(Available data)

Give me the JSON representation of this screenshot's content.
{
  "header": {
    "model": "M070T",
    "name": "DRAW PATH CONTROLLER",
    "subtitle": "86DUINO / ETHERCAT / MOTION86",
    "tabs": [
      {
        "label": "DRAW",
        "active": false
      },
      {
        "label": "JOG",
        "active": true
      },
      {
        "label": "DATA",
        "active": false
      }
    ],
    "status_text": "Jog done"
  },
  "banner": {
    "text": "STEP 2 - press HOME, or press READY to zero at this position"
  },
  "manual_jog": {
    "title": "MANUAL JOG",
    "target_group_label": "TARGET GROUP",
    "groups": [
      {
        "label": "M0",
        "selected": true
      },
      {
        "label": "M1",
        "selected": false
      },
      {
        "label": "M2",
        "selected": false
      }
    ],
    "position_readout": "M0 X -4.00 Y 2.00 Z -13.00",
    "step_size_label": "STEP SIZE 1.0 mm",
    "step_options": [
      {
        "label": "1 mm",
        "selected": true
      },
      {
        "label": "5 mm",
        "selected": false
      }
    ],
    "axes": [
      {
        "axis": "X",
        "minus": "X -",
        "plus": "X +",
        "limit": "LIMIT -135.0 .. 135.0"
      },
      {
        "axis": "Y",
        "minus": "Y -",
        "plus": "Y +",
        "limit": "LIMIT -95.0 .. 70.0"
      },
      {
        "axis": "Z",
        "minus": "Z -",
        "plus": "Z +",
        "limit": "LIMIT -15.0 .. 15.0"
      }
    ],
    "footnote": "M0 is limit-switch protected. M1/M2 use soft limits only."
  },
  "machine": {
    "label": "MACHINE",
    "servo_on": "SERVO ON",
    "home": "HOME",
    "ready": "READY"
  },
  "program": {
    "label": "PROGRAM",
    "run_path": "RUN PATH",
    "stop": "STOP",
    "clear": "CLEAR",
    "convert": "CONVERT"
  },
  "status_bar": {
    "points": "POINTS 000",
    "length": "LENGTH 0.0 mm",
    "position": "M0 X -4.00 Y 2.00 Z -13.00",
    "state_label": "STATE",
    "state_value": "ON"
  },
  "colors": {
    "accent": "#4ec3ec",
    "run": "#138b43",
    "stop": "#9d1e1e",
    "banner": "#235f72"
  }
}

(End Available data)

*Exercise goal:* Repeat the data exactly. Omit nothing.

*Reply to the exercise:*
Give me the JSON representation of this screenshot's content.
{
  "header": {
    "model": "M070T",
    "name": "DRAW PATH CONTROLLER",
    "subtitle": "86DUINO / ETHERCAT / MOTION86",
    "tabs": [
      {
        "label": "DRAW",
        "active": false
      },
      {
        "label": "JOG",
        "active": true
      },
      {
        "label": "DATA",
        "active": false
      }
    ],
    "status_text": "Jog done"
  },
  "banner": {
    "text": "STEP 2 - press HOME, or press READY to zero at this position"
  },
  "manual_jog": {
    "title": "MANUAL JOG",
    "target_group_label": "TARGET GROUP",
    "groups": [
      {
        "label": "M0",
        "selected": true
      },
      {
        "label": "M1",
        "selected": false
      },
      {
        "label": "M2",
        "selected": false
      }
    ],
    "position_readout": "M0 X -4.00 Y 2.00 Z -13.00",
    "step_size_label": "STEP SIZE 1.0 mm",
    "step_options": [
      {
        "label": "1 mm",
        "selected": true
      },
      {
        "label": "5 mm",
        "selected": false
      }
    ],
    "axes": [
      {
        "axis": "X",
        "minus": "X -",
        "plus": "X +",
        "limit": "LIMIT -135.0 .. 135.0"
      },
      {
        "axis": "Y",
        "minus": "Y -",
        "plus": "Y +",
        "limit": "LIMIT -95.0 .. 70.0"
      },
      {
        "axis": "Z",
        "minus": "Z -",
        "plus": "Z +",
        "limit": "LIMIT -15.0 .. 15.0"
      }
    ],
    "footnote": "M0 is limit-switch protected. M1/M2 use soft limits only."
  },
  "machine": {
    "label": "MACHINE",
    "servo_on": "SERVO ON",
    "home": "HOME",
    "ready": "READY"
  },
  "program": {
    "label": "PROGRAM",
    "run_path": "RUN PATH",
    "stop": "STOP",
    "clear": "CLEAR",
    "convert": "CONVERT"
  },
  "status_bar": {
    "points": "POINTS 000",
    "length": "LENGTH 0.0 mm",
    "position": "M0 X -4.00 Y 2.00 Z -13.00",
    "state_label": "STATE",
    "state_value": "ON"
  },
  "colors": {
    "accent": "#4ec3ec",
    "run": "#138b43",
    "stop": "#9d1e1e",
    "banner": "#235f72"
  }
}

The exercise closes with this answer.